Aug 27, 2016
Posted by Klaus Baldauf in categories: business, economics, Elon Musk, military, space travel
The big kahuna of American rocket companies is the United Launch Alliance, a joint venture of Boeing and Lockheed Martin that until this year held a monopoly on the lucrative business of launching rockets for the US Air Force.
But that monopoly is no more. The company faces a new era of competition as Elon Musk’s maturing SpaceX aims to fly more space missions in one year than ULA does, and as Jeff Bezos’ Blue Origin breaks ground on a new factory for orbital rockets.

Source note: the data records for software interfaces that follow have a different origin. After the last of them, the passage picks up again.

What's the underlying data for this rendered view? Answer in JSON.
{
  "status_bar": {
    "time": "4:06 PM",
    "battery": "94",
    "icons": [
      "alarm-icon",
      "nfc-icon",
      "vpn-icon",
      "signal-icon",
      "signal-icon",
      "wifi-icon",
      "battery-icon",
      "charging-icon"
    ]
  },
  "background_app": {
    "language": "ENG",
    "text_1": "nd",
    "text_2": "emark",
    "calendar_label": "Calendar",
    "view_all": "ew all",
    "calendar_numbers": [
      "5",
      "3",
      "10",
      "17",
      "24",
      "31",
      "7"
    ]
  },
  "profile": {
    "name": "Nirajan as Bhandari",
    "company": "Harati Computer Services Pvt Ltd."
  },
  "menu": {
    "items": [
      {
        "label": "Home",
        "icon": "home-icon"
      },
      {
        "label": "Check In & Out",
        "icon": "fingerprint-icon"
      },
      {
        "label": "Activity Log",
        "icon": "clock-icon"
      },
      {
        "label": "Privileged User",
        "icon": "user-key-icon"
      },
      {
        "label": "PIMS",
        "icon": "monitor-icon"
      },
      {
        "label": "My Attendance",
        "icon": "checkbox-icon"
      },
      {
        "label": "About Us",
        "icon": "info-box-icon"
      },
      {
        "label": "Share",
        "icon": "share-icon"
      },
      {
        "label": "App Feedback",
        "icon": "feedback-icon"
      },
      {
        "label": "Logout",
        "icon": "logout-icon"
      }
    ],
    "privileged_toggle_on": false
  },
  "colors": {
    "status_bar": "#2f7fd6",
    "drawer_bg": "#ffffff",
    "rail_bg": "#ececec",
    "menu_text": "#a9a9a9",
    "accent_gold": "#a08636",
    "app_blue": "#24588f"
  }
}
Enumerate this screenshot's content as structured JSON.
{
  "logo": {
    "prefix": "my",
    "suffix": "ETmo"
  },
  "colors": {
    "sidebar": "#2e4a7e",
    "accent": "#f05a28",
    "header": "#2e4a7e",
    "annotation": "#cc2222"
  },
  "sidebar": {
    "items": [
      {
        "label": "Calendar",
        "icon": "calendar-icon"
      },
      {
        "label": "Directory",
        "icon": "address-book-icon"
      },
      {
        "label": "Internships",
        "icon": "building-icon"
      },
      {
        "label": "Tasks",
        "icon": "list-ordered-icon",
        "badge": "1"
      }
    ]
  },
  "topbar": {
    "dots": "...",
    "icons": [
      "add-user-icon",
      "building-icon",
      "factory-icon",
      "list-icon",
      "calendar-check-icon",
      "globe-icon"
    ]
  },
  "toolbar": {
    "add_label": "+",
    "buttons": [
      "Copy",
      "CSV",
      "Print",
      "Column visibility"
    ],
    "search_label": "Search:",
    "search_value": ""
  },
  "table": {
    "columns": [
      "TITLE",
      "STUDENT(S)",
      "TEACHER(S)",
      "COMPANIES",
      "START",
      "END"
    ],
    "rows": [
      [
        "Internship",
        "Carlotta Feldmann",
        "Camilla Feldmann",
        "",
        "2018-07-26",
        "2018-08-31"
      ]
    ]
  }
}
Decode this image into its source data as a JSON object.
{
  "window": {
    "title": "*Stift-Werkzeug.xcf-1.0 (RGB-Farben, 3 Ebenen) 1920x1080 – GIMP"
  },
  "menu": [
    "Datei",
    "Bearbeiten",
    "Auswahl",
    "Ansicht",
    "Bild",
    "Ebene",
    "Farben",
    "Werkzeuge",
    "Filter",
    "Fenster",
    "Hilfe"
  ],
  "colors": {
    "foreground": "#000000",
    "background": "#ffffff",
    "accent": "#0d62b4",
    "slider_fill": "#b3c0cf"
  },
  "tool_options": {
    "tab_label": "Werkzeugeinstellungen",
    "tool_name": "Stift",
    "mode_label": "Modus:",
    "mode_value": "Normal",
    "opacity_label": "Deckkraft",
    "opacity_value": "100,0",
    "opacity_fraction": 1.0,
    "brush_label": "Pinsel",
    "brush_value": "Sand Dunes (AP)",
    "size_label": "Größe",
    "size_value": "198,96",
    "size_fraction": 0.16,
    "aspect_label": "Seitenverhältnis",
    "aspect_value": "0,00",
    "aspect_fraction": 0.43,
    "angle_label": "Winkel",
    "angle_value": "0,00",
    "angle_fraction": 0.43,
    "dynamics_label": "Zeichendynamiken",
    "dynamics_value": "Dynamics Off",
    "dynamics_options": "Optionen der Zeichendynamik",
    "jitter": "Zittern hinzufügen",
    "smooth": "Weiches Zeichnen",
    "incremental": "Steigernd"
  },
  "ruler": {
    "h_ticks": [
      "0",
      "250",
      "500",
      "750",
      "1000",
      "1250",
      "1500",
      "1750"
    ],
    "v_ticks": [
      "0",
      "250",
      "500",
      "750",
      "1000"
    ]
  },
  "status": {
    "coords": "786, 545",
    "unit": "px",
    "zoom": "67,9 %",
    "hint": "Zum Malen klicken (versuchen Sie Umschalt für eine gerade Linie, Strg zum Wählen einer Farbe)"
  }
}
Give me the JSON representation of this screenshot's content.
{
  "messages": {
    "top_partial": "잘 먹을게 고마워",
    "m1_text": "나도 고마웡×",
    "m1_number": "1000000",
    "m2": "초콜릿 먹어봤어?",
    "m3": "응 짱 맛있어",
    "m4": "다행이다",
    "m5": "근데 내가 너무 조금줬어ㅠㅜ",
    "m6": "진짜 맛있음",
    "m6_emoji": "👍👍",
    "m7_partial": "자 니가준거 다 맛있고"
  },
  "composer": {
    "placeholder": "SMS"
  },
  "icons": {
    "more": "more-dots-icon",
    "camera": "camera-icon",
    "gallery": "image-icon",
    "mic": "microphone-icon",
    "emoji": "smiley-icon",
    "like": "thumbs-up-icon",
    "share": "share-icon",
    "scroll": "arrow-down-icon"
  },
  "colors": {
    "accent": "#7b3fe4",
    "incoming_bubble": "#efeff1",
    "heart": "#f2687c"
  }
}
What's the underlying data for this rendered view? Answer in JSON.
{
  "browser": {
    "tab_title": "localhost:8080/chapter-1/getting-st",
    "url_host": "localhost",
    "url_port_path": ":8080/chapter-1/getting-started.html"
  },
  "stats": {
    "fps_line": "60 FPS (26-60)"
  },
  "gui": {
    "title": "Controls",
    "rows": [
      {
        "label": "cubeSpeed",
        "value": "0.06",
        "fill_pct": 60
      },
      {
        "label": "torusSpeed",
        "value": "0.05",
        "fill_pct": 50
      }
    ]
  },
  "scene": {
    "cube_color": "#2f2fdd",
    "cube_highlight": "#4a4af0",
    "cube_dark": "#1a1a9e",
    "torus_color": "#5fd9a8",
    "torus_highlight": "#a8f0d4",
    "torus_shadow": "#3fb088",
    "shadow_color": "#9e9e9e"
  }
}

ULA, for its part, isn’t sitting still. “I came here to transform the company, position it in this new competitive marketplace with all these different players,” says Tony Bruno, who took the CEO job at ULA in August 2014 after a three-decade career in Lockheed’s missile-defense business. In his first full year in charge, ULA returned more than $400 million in operating profits to its two owners, but the company must prepare for when its final no-bid launch contract expires in 2019.